The plundering of the nation’s riches, the sacking of its resources and the hollowing out of institutions to serve personal interests have, according to Dresser, left Mexico a “slumbering,” “poorly educated,” “conformist,” and “corrupt” country where petro-riches have lulled politicians into making consistently bad decisions.
The final chapter turns to the challenges of rebuilding her country. “The only hope, given the diagnosis contained in this book, is found in those Mexicans—dedicated, brave, and combative—who refuse to participate in the moral collapse of their country,” she writes—and then proceeds to list a “citizenship agenda” that would restore citizens to their rightful place at the center of the democracy and bring about a more transparent and accountable government and economy.
The agenda would be aimed at developing an informed citizenry who can demand accountability from elected officials and the entrepreneurial class. Dresser believes this is a practical goal, involving fundamental changes in attitudes and outlooks that will lead to a truly democratic and more equitable society. The agenda lists 10 critical points, each beginning with the refrain, “beginning today….” For example, “Beginning today, I will understand that voting is an essential, crucial and fundamental right,” and that this right should be exercised with great forethought and responsibility.
This is not a book for those uninitiated in the intricacies of Mexican society and politics, nor for those who are defensive about Mexico and its place in the world. And it will disappoint those looking for a good news story to counterbalance the steady stream of bad news about crime and violence. But it is a message of hope, and as such it will be invaluable to those honestly wrestling with the complexities of Mexico and to those rooting for this great nation to succeed and take its rightful place on the global stage. There are no sugar-coated magic pills offered by Dr. Dresser; instead she offers the hard truths that must be confronted before any recovery program is possible.

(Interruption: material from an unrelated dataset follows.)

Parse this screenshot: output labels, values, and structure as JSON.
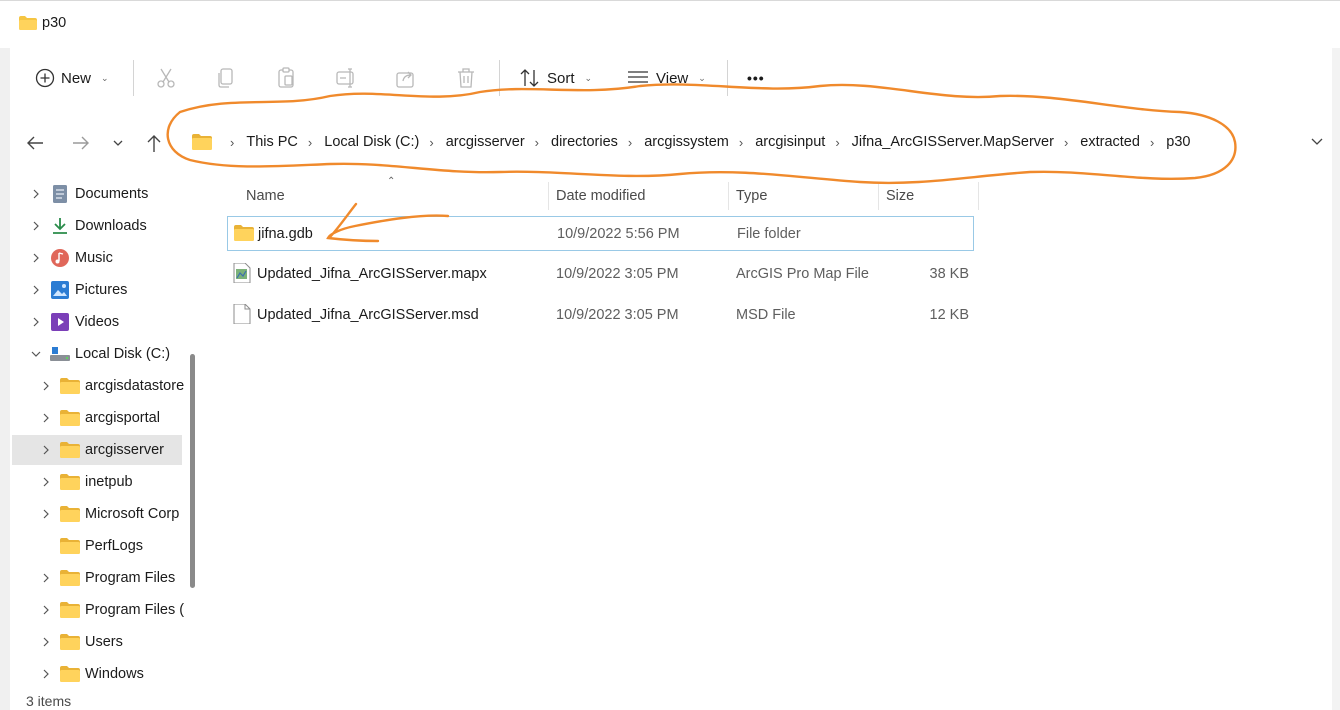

The translation of the title (My Country) gives insight into Dresser’s deeper purpose in writing the book. She sees the citizen as critical for the future of the country; Mexicans must assume their civic responsibility and work to change current reality. While the book does not pull punches about the corruption and mediocrity of Mexican leadership, it takes ordinary citizens to task for allowing their country to be overrun by “kleptocrats.” Dresser believes Mexicans must take ownership of their country, and, through her 10-point roadmap, throw off the shackles that have held the country back.
Dresser outlines an important agenda that is post-partisan at its core and returns to the foundational notions of citizenship and responsibility as the source of strength in society—that same source of strength that inspired the change of power in 2000. It is a tough message, to be sure, but one that may just save Mexico from its own worst instincts.